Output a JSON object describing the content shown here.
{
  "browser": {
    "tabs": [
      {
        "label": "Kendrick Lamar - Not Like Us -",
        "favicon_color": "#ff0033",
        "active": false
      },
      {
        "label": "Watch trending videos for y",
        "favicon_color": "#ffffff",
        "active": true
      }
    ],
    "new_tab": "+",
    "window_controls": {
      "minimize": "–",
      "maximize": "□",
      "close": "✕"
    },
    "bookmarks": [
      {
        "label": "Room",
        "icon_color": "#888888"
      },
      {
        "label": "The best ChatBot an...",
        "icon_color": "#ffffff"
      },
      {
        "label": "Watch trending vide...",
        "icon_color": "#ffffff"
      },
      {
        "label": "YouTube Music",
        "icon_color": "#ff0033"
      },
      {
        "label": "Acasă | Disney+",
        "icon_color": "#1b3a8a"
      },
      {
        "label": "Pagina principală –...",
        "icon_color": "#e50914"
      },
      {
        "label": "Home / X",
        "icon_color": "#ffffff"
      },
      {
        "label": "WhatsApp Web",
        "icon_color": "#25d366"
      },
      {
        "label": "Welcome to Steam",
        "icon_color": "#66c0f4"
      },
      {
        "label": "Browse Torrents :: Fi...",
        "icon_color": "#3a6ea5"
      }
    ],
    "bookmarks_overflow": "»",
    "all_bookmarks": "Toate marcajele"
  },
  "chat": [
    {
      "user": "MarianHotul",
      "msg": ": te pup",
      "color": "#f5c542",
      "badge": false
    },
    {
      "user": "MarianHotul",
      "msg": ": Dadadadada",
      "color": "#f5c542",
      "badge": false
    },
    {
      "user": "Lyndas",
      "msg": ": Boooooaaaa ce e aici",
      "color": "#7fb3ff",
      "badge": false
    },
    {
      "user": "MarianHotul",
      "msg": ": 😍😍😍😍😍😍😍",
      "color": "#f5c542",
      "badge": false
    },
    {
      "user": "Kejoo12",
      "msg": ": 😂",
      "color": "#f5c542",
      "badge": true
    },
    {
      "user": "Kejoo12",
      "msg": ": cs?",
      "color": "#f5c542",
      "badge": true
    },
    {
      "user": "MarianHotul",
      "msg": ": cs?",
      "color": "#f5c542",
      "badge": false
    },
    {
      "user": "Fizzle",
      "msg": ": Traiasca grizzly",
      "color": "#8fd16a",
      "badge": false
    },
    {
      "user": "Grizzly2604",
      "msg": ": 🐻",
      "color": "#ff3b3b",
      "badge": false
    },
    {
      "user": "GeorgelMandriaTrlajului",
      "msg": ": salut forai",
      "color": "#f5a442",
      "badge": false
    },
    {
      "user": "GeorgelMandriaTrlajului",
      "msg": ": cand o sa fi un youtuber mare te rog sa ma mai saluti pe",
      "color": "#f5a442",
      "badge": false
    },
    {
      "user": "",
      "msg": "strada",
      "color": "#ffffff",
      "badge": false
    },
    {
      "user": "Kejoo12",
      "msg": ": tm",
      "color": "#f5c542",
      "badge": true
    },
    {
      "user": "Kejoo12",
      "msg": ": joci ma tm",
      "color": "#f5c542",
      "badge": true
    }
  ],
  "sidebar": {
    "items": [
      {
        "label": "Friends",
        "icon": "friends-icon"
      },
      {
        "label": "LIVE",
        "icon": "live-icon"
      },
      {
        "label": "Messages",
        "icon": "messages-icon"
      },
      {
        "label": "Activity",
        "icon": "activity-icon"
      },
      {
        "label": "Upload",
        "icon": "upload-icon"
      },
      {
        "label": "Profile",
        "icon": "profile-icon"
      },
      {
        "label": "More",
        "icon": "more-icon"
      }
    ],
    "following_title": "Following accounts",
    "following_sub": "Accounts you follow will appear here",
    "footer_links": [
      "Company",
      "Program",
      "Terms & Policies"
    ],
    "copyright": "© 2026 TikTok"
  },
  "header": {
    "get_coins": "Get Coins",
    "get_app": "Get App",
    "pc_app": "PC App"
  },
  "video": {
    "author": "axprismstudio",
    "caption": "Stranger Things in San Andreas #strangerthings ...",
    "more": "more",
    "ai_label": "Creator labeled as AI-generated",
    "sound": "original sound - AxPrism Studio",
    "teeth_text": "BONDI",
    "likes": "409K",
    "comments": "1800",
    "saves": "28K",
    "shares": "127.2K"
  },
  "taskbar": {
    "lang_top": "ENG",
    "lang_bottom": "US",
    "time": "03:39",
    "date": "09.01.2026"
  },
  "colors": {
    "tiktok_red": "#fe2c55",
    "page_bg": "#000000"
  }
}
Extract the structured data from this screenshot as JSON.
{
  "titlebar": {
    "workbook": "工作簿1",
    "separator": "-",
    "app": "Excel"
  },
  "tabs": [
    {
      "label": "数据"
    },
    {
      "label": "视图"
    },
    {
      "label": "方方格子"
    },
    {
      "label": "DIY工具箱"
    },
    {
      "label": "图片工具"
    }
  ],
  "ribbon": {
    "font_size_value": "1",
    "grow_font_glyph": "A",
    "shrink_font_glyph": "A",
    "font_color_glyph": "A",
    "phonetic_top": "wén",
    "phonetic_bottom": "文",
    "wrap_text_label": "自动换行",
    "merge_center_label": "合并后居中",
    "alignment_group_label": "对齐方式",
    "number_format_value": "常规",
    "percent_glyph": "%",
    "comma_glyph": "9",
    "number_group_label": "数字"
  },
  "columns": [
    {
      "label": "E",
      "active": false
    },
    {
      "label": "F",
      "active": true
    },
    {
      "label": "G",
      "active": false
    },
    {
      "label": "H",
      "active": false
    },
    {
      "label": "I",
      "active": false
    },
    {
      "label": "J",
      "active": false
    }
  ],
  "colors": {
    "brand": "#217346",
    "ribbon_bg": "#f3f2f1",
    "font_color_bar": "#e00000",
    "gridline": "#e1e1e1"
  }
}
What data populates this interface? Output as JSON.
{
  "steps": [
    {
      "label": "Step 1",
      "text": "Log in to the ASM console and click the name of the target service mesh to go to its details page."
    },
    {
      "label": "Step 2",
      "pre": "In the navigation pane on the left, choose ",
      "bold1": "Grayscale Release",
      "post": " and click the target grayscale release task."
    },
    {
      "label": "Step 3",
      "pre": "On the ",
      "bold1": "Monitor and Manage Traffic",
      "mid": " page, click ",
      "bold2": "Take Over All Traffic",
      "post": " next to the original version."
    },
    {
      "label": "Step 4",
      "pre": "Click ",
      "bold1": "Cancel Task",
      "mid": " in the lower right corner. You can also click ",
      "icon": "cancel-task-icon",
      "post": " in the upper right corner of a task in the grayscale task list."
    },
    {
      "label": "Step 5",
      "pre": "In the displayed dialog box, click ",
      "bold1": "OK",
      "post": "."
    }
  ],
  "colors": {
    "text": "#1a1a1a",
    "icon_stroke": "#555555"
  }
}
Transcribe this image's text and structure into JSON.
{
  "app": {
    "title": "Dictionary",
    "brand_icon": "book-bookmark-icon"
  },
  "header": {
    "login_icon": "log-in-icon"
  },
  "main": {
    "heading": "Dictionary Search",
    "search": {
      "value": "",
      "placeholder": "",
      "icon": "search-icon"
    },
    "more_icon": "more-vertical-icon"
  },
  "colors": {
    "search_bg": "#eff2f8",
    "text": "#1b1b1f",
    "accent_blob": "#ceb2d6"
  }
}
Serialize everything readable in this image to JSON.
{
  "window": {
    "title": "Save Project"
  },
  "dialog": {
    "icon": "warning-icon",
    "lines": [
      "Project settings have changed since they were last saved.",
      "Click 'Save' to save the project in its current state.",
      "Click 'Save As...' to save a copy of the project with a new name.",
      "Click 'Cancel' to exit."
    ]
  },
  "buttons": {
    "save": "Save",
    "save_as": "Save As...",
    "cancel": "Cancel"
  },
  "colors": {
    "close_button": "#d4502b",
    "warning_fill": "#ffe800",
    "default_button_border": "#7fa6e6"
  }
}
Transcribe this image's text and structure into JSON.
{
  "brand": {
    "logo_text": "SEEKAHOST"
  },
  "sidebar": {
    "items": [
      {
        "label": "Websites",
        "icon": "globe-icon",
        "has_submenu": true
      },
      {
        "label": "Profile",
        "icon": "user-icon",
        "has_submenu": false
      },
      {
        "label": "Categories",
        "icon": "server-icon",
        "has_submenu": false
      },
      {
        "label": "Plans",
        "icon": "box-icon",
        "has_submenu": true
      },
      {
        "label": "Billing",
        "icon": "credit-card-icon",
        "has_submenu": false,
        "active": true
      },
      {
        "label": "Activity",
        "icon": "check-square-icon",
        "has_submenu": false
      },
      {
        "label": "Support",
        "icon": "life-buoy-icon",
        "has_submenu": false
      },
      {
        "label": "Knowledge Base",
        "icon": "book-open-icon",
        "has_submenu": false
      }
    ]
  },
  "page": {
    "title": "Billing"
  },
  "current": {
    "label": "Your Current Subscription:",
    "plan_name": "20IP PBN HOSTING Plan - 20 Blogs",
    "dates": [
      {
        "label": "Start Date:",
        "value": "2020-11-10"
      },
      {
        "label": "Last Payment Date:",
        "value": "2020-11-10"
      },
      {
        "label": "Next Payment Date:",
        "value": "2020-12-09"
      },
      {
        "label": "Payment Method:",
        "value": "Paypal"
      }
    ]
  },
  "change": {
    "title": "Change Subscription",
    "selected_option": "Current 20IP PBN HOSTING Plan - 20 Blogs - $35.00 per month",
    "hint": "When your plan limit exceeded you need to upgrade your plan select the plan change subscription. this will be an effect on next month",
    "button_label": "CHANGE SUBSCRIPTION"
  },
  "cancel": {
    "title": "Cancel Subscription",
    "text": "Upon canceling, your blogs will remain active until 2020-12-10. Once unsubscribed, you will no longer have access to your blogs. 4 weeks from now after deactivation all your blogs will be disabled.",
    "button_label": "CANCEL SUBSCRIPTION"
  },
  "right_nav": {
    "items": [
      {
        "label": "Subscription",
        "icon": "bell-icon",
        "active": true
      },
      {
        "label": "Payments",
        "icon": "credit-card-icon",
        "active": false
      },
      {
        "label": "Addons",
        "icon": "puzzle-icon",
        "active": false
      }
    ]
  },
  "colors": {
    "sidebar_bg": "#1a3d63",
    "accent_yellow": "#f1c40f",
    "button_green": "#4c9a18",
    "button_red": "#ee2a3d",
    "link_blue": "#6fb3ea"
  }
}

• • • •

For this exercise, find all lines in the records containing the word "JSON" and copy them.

Output a JSON object describing the content shown here.
Extract the structured data from this screenshot as JSON.
What data populates this interface? Output as JSON.
Transcribe this image's text and structure into JSON.
Serialize everything readable in this image to JSON.
Transcribe this image's text and structure into JSON.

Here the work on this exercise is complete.